Don’t touch those late 1930s Remingtons! They were made by strikebreakers! Scab labour, no less. Well, at least that’s the claim of the November 1937 issue of Consumers Union Reports, a magazine published in Philadelphia by the New York City-headquartered Consumers Union of the United States. The issue covered “Test results on six brands of Portable Typewriters”, which I will scan in later.

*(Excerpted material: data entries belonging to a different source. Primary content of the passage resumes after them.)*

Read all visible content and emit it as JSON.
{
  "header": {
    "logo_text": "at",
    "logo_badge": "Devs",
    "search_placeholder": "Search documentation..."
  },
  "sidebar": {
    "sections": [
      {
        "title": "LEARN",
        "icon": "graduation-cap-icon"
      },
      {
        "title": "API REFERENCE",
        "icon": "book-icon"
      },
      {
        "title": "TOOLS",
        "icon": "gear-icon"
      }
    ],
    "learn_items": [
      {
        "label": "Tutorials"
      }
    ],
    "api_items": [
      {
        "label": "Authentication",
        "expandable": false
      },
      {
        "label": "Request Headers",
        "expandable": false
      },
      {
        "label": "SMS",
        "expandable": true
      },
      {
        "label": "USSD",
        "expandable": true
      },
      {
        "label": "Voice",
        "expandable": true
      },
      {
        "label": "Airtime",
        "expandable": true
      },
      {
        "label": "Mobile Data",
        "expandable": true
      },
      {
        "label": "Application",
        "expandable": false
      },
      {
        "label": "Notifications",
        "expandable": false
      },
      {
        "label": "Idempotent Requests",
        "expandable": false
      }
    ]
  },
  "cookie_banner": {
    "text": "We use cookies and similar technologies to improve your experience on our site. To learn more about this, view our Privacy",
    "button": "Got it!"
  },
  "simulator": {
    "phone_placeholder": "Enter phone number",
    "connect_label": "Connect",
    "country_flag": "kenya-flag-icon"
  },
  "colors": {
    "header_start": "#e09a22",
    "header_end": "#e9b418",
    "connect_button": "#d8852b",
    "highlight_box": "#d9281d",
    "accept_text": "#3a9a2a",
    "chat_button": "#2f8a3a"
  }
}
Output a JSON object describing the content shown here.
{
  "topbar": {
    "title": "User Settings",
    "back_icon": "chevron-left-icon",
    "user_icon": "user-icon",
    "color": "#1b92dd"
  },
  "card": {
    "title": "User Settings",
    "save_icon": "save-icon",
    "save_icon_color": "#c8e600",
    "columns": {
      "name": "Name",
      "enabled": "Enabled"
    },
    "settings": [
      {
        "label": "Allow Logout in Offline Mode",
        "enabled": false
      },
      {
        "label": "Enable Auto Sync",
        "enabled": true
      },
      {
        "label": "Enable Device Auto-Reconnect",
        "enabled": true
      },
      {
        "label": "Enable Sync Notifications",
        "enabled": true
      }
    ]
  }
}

In the meantime, an adjoining article, “Labor in the Typewriter Industry”, looked at pay and conditions at three major international manufacturing plants - but in the main Remington, where "veteran mechanics ... quit their jobs in May 1936", threequarters of a century ago next month.
A summary: Hermes - good pay, good conditions, everybody so happy they don't need a union; Remington – bad, bad Leroy Brown (or should I say the "callous ... medieval ... shocking" James H.Rand); Underwood – everything seemingly hunky-dory.
So here it is: